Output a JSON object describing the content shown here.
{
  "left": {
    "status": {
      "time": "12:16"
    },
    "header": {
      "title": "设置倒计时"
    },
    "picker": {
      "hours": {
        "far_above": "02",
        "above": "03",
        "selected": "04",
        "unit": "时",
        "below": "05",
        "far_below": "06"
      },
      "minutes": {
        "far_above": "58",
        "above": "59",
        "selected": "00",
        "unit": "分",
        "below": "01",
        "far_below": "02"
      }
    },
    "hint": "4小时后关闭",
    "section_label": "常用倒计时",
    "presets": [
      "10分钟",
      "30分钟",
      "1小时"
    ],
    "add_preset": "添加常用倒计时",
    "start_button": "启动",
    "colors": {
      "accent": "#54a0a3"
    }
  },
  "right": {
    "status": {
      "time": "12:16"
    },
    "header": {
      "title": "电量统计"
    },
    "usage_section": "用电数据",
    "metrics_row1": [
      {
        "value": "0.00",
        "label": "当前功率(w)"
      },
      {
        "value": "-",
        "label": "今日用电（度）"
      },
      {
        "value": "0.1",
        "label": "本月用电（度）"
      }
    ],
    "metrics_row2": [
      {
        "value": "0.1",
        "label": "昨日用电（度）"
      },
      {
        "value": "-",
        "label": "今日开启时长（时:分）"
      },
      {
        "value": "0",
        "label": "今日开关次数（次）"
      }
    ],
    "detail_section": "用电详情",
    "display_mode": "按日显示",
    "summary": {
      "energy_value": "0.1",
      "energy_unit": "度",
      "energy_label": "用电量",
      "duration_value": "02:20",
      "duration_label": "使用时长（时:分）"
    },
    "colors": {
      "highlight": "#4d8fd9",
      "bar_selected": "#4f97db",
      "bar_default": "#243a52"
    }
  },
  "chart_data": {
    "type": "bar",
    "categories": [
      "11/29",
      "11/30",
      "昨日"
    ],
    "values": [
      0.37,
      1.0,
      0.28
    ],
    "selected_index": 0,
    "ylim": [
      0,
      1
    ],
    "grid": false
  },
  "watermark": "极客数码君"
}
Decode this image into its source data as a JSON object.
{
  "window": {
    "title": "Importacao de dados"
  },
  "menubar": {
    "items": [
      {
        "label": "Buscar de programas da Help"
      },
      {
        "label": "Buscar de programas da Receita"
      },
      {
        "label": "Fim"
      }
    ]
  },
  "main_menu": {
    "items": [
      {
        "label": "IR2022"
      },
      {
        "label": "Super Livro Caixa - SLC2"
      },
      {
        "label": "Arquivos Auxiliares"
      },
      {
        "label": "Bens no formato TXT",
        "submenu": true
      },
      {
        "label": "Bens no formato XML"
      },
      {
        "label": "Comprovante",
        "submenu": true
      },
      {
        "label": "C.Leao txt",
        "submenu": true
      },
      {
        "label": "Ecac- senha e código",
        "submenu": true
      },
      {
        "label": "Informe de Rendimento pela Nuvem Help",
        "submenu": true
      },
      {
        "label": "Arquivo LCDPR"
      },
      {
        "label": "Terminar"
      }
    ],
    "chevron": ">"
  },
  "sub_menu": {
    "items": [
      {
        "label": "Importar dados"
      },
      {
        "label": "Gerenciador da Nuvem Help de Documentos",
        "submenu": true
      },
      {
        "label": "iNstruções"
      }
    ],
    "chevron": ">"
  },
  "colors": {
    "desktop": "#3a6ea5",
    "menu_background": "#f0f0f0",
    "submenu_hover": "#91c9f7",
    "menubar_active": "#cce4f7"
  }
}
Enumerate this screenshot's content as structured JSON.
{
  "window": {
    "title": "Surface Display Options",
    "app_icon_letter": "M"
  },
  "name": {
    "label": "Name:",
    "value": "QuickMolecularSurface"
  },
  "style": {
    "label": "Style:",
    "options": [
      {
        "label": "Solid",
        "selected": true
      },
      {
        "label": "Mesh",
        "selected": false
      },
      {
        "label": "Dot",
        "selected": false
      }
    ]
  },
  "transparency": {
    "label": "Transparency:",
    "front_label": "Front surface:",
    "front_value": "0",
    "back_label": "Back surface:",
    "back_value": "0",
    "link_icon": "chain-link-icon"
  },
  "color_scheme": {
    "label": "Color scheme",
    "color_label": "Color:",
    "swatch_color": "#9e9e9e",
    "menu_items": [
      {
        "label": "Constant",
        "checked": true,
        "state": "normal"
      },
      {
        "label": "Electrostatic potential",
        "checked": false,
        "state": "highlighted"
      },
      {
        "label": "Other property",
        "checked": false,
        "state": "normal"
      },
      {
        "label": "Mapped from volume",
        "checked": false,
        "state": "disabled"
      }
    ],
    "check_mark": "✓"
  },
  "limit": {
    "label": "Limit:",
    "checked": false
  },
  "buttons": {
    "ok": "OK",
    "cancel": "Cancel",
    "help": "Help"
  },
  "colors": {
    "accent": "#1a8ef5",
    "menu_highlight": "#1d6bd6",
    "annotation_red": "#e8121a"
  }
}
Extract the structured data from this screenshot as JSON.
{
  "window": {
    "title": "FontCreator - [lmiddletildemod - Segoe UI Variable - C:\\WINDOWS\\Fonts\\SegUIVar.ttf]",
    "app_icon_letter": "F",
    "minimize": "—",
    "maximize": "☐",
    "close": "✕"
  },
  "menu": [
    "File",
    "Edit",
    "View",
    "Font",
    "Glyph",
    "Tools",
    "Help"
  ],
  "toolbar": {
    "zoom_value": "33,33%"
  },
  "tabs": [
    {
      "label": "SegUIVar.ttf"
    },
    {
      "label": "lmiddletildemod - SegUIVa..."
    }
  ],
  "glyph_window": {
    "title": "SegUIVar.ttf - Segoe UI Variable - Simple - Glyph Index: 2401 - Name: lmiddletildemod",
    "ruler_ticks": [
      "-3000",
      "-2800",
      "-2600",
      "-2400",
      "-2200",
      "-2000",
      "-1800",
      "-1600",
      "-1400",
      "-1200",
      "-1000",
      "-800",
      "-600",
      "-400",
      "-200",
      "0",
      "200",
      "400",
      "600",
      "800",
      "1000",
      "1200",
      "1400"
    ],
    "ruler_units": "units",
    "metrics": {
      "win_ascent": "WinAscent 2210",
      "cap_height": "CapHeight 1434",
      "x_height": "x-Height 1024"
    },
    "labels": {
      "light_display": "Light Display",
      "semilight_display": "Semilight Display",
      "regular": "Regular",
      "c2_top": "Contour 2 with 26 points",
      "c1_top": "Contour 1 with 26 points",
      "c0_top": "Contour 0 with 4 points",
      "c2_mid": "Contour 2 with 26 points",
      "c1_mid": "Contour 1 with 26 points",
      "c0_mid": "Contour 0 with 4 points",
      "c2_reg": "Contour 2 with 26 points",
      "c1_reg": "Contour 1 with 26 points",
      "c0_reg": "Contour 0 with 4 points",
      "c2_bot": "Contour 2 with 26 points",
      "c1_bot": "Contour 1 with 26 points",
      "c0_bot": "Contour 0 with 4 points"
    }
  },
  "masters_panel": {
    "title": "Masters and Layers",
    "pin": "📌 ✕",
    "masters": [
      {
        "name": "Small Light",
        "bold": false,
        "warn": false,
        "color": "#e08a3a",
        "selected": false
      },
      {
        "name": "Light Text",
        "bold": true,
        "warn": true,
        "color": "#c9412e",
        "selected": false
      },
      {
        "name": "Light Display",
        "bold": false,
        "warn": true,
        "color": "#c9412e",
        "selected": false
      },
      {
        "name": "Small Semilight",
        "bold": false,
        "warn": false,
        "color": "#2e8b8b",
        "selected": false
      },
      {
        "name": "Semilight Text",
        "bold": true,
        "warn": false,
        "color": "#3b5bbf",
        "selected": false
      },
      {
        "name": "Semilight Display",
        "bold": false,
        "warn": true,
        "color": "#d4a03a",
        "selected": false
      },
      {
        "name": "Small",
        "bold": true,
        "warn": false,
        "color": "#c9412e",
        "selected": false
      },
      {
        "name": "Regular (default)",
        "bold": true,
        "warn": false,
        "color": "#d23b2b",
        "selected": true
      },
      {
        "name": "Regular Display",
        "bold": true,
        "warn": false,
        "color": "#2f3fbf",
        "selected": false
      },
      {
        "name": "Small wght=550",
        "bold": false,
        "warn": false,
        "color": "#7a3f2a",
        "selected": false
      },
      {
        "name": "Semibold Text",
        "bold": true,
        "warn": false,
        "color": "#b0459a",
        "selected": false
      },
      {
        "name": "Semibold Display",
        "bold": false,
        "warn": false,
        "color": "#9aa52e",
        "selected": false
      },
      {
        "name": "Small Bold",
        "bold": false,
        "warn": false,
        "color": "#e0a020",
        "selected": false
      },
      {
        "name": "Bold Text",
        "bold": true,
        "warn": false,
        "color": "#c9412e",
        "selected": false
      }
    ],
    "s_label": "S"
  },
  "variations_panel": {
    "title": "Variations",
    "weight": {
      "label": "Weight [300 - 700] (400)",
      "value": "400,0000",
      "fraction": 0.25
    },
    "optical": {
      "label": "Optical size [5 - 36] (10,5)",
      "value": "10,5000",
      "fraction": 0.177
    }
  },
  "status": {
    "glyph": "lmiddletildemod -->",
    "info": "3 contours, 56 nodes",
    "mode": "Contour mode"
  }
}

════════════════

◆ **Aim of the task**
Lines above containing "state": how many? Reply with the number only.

◆ **Expected answer**
4